Model: 2014 Acura RLX
Exterior color: Bellanova White
Interior color: Seacoast
Engine: 3.5 liter, six-cylinder
Transmission: six-speed automatic
Fuel economy: 31 mpg highway, 20 mpg city
Dealer: Pye Acura
Price (as tested): $57,320
The Acura RLX interior is a blend of tasteful materials and creature comforts.Photo by Staff Photo by Mark Kennedy
If you're going to play "king of the hill" in the midsize luxury sedan segment, it means going up against some heavy artillery — notably the Cadillac XTS, Audi A6 and BMW 5-series.
Acura has redesigned its flagship RLX for just such a battle.
The bigger Acura has just started arriving at Pye Acura in Chattanooga, and we scored a test drive on Wednesday in a Bellanova White model on its way out the door to a new home.
First impression: The six-cylinder RLX compares remarkably well to its competition, especially with additional interior room and impressive fuel economy.
STYLING AND CONVENIENCE
The RLX cuts a handsome -- though understated -- profile. In this class, a sedan does not call attention to itself with garish lines or bold colors. The RLX has the brand's familiar "helmet shield" grille which has become the main design cue of new Acuras. Each headlight assembly features two rows of eight LED lights.
The V-shaped nose of the car tapers into a tiered hood and elegant a-pillars that don't obscure inside-out visibility. Side panels are marked by body-colored door-guard strips and door handles, a nice break from the chrome accents you see on most upscale models today.
The rear of the car is remarkable because of what is not there. Instead of encasing the RLX's exhaust tips in chrome cladding (like virtually every other automaker), Acura tucks them away so they vent invisibly behind the rear bumper for a clean, uncluttered look. The RLX with tech package, like our tester, comes with 19-inch rims, featuring handsome 14-spoke wheels.
Inside, the RLX has a double-wing dash architecture and our test car was tastefully decorated with contrasting beige (Seacoast) and black dash and door panels. The heated, Milano leather-covered seats hug your body like a soft, warm glove.
The speedometer and tachometer feature gleaming chrome needles that move around the analog gauges like the hands of a fine timepiece.
Tech goodies on the RLX include Pandora Internet connectivity, a 14-speaker premium sound system and a navigation system with real-time traffic reports. Safety options include soft chimes that sound if you accidentally begin to drift across highway lanes without signaling.
Close the doors and crank the engine on the RLX, and a rich hum envelops the cabin. The sense of isolation is like being inside a bank vault.
One of the high-tech features of the RLX is an all-wheel steering system which helps the sedan scamper through curves with no noticeable body lean. On a smooth freeway, driving the RLX is like piloting a cloud. Car & Driver clocked the RLX's zero-to-60 time at 5.9 seconds.

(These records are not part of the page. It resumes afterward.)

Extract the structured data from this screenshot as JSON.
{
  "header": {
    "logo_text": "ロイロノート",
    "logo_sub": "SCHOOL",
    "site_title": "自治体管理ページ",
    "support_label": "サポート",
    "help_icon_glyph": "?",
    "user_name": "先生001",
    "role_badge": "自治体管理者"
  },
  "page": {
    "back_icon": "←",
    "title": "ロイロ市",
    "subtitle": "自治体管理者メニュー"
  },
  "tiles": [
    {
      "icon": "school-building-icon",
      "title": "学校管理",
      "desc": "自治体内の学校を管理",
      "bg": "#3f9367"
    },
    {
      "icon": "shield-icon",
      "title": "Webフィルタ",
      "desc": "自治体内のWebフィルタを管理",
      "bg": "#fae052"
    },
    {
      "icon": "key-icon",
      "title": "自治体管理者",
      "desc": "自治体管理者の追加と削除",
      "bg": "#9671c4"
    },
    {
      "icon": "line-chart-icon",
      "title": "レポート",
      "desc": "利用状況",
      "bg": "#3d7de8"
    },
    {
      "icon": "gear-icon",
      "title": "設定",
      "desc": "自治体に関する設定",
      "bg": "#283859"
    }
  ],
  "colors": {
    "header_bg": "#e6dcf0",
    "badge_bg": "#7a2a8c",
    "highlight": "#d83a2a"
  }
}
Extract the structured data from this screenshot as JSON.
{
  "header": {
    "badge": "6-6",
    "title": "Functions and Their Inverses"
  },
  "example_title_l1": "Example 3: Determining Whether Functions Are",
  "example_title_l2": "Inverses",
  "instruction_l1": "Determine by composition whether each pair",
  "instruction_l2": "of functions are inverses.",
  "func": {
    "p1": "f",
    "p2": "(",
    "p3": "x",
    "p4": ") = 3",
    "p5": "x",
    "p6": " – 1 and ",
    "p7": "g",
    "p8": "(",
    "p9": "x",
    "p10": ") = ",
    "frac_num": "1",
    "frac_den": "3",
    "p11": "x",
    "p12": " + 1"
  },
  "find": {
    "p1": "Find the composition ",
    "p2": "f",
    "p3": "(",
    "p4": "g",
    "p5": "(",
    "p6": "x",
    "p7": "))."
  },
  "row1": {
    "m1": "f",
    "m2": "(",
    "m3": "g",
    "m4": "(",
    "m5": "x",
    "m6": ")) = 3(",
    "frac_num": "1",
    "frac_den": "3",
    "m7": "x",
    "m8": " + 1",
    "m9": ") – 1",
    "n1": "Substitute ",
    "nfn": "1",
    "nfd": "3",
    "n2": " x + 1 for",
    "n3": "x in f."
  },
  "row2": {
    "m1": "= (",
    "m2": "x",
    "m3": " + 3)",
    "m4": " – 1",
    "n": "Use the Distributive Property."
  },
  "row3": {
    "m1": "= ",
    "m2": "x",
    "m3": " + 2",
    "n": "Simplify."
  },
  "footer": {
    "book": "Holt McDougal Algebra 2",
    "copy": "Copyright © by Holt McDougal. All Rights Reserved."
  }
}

The 310 horsepower V-6, direct-injection engine makes 310 horsepower and packs a wallop when you punch the gas. And speaking of gas, the RLX returns a respectable 31 miles per gallon in highway driving (20 mpg city).
In our test drive on Highway 153 and Amnicola Highway, the RLX showed off its pedigree as a boulevard cruiser. This is a car that you melt into. It's great therapy for stress.
Our RLX test car featured a tech package and tipped the scales at $57,320, not bad for a car that takes Acura refinement to a new level. Assembled in Saitama, Japan, the RLX is a reminder of what the Japanese auto industry can do when it resolves to up the ante on luxury. A hybrid version of the RLX with all-wheel-drive is in the pipeline and is scheduled to arrive in car stores later this year.
Contact Mark Kennedy at email@example.com or 423-757-6645. Follow him on Twitter @TFP COLUMNIST. Subscribe to his Facebook updates at www.facebook.com/mkennedycolumnist.
Mark Kennedy is a Times Free Press columnist and editor. He writes the "LIfe Stories" human interest column for the City section and the "Family Life" column for the Life section. He also writes an automotive column, “Test Drive,” for the Business section. For 13 years, Kennedy was features editor of the newspaper, and before that he was the newspaper’s first Sunday editor. The Times Free Press Life section won the state press award for ...